* Action item
Within the lines below, find those that hold the string "this" and copy each one.

* Input
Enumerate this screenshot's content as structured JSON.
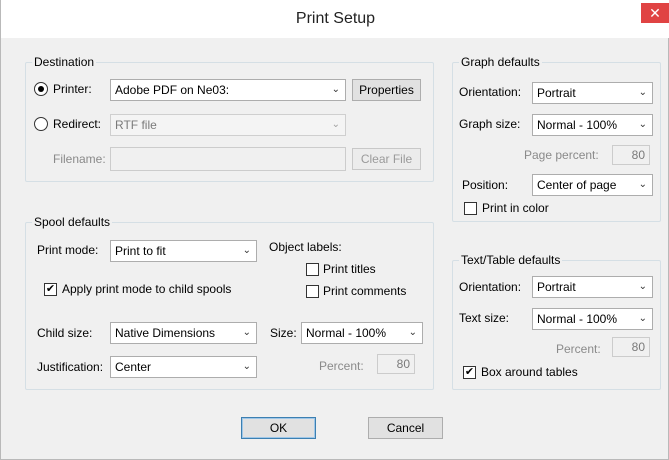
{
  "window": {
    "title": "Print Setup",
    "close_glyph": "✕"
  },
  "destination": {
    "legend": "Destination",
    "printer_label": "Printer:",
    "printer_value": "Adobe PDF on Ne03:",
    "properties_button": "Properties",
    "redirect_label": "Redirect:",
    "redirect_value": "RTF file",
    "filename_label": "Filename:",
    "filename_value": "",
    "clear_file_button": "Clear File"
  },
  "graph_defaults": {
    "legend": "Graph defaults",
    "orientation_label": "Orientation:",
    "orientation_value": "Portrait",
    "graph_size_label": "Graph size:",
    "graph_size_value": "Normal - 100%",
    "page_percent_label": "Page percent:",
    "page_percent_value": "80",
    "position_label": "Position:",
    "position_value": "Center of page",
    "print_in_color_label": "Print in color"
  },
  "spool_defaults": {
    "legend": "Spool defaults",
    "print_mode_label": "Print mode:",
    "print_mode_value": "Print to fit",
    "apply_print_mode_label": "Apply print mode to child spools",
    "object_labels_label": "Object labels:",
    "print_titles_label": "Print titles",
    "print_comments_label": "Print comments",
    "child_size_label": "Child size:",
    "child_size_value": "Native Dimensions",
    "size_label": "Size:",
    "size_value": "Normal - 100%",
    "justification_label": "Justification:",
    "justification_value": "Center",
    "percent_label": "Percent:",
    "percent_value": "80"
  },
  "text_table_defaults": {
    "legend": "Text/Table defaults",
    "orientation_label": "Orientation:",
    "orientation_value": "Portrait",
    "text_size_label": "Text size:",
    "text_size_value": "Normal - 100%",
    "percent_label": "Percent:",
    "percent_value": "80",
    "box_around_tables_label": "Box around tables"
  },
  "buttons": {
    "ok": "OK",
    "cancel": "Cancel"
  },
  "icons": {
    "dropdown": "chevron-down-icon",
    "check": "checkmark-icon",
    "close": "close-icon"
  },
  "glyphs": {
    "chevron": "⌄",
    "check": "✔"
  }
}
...
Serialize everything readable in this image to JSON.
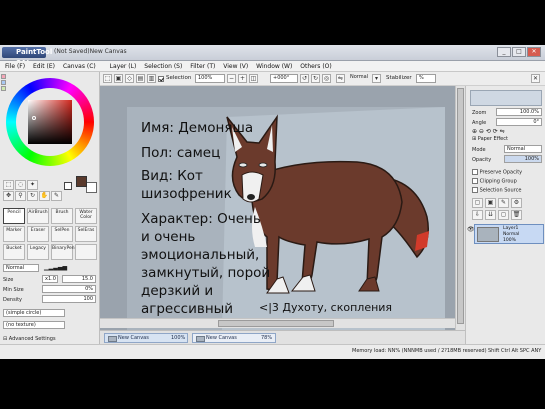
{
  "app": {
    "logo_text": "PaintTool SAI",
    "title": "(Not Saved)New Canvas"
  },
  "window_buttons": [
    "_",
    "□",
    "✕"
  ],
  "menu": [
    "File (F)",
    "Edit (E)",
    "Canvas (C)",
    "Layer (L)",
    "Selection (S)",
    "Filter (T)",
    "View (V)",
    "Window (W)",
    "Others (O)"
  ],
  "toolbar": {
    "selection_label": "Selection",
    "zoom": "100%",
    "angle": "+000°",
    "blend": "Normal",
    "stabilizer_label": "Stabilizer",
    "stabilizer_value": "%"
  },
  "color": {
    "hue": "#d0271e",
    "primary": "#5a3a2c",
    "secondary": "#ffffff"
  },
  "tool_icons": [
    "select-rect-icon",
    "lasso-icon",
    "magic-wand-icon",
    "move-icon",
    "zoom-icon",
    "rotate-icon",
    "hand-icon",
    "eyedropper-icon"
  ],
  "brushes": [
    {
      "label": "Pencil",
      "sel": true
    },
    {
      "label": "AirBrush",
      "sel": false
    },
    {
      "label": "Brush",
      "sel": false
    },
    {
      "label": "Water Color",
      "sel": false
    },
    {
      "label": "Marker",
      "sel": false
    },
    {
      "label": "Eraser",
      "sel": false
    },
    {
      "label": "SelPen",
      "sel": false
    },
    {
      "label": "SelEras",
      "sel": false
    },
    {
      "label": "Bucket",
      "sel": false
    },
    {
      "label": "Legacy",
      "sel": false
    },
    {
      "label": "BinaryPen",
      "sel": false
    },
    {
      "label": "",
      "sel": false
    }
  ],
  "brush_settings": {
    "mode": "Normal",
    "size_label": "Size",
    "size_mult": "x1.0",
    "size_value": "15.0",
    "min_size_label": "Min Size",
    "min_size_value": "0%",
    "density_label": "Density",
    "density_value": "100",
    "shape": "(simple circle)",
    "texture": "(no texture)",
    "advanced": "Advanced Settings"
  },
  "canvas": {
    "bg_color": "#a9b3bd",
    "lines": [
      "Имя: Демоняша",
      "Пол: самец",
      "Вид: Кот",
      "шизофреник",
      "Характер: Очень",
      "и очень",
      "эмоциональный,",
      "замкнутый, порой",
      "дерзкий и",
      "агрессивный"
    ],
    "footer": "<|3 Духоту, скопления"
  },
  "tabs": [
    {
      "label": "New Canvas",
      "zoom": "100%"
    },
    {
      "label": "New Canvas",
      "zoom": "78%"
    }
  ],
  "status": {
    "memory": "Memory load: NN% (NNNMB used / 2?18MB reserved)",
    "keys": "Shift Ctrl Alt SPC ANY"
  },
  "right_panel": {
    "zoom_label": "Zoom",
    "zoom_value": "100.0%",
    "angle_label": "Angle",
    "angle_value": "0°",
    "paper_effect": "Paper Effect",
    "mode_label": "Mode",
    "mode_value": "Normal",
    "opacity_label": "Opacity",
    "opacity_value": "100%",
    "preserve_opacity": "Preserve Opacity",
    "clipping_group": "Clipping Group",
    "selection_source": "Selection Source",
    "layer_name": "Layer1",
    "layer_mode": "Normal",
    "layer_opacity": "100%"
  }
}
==
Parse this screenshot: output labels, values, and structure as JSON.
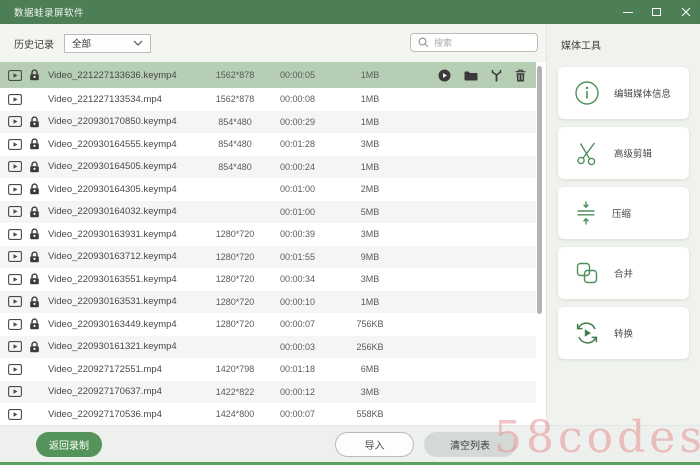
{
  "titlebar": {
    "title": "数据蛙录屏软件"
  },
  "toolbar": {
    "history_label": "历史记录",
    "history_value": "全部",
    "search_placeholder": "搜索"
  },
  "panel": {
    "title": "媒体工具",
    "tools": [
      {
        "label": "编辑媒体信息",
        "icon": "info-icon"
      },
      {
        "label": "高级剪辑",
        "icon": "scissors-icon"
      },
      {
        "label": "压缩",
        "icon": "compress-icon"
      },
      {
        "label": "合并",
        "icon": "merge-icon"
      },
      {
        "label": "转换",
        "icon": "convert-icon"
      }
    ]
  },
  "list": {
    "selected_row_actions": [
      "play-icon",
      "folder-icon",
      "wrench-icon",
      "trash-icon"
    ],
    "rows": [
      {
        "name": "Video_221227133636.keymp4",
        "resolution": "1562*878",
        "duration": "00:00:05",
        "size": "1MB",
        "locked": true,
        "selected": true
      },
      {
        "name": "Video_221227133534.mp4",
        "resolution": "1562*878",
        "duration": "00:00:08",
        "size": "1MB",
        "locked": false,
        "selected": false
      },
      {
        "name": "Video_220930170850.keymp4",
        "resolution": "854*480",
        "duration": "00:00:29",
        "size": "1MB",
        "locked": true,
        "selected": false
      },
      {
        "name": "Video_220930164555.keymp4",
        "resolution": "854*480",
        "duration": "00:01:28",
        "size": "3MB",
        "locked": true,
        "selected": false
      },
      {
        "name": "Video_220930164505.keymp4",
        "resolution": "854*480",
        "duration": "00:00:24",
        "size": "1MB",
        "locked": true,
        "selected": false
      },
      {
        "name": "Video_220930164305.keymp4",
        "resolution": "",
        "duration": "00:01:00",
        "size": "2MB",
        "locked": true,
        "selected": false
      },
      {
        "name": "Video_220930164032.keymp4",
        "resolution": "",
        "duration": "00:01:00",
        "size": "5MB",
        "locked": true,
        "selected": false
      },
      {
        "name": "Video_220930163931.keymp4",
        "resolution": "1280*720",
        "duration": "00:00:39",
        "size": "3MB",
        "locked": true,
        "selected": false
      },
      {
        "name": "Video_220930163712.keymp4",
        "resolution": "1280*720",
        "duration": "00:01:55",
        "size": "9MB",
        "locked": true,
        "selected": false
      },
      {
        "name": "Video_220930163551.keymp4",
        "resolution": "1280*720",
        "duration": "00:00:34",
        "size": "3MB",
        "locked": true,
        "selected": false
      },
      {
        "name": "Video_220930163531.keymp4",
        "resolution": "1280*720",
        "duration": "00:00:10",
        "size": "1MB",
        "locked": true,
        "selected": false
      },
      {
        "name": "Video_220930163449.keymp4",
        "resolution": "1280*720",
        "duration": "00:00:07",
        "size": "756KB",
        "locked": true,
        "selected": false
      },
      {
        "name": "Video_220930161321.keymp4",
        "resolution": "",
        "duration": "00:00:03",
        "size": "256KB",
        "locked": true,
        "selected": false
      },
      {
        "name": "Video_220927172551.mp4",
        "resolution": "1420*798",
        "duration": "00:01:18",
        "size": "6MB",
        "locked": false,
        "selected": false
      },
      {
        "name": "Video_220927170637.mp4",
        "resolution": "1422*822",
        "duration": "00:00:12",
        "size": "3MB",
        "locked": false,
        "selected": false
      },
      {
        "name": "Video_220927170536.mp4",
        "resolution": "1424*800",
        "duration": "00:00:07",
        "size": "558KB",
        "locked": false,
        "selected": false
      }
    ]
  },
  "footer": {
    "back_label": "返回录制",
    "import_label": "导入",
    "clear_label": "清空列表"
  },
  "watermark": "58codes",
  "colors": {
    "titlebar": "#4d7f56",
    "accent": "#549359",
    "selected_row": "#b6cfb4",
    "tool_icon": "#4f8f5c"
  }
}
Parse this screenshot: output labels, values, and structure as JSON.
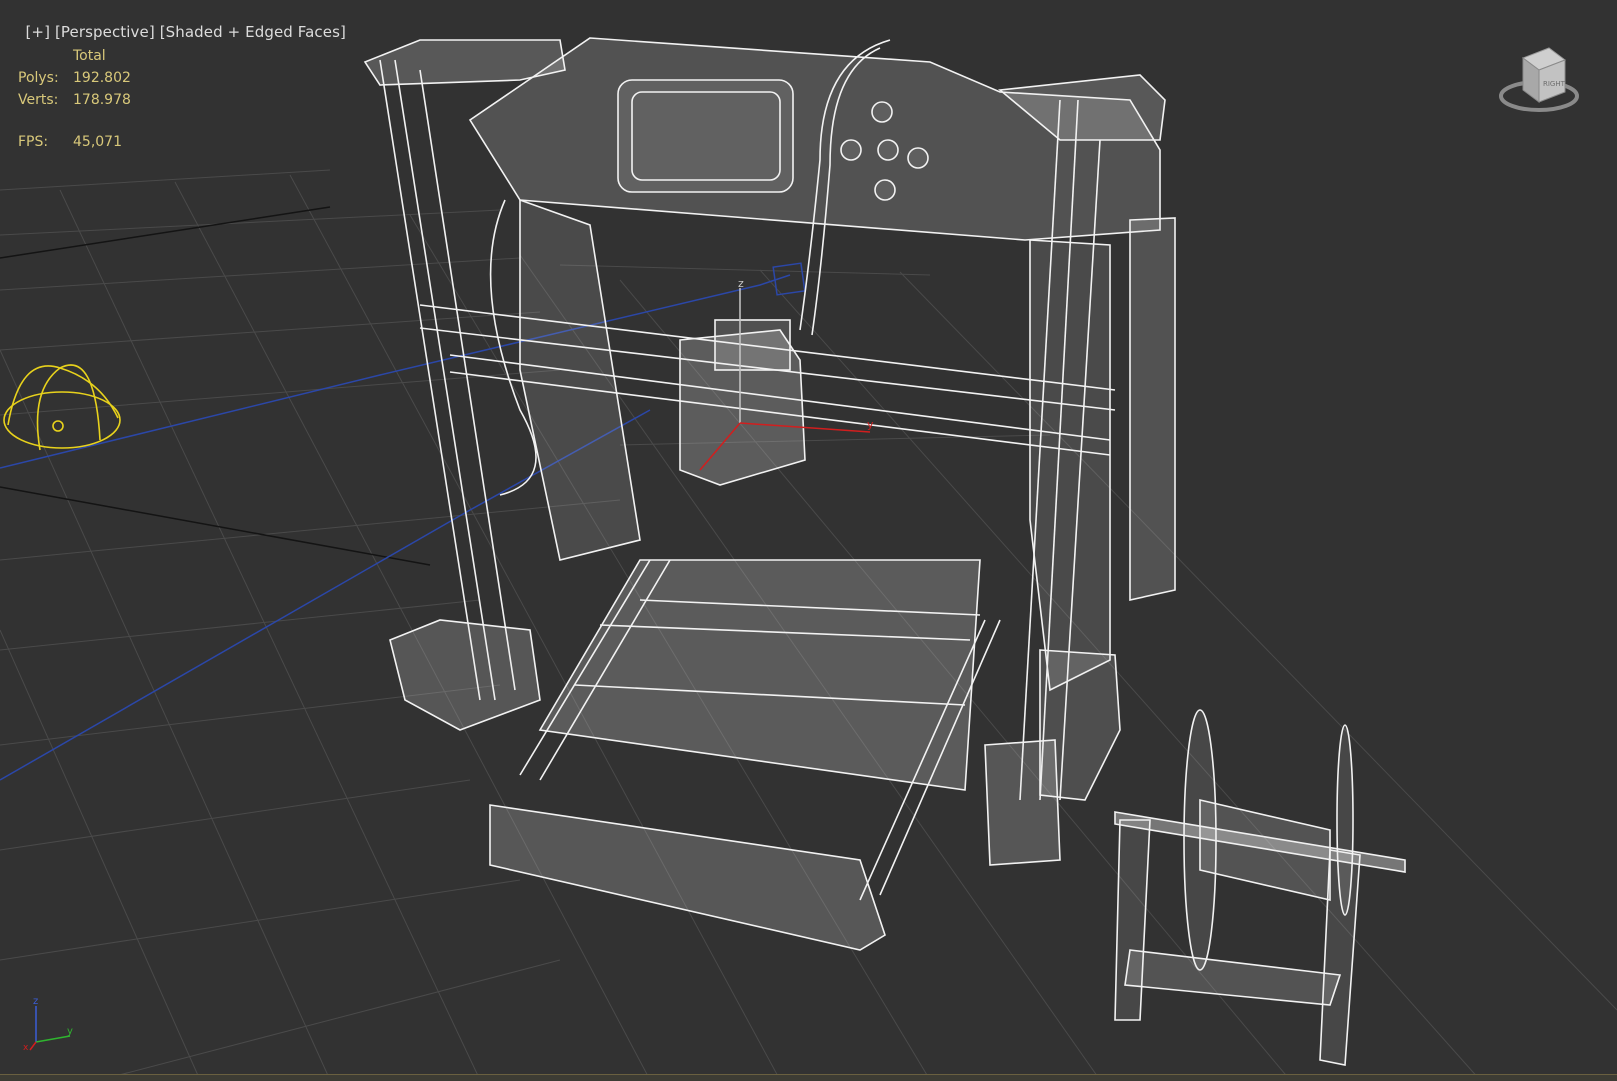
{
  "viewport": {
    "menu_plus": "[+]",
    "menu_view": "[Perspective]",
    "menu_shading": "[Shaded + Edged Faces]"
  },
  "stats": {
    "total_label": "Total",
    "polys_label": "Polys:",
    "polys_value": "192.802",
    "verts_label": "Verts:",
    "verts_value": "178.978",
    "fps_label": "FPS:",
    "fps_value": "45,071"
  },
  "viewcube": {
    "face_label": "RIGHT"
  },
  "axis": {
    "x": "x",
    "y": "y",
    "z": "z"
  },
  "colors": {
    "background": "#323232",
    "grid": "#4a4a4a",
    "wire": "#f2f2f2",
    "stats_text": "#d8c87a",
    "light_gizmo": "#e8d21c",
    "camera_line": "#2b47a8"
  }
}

* Response area
Enumerate this screenshot's content as structured JSON.
Serialize everything readable in this image to JSON.
Parse this screenshot: output labels, values, and structure as JSON.
Parse this screenshot: output labels, values, and structure as JSON.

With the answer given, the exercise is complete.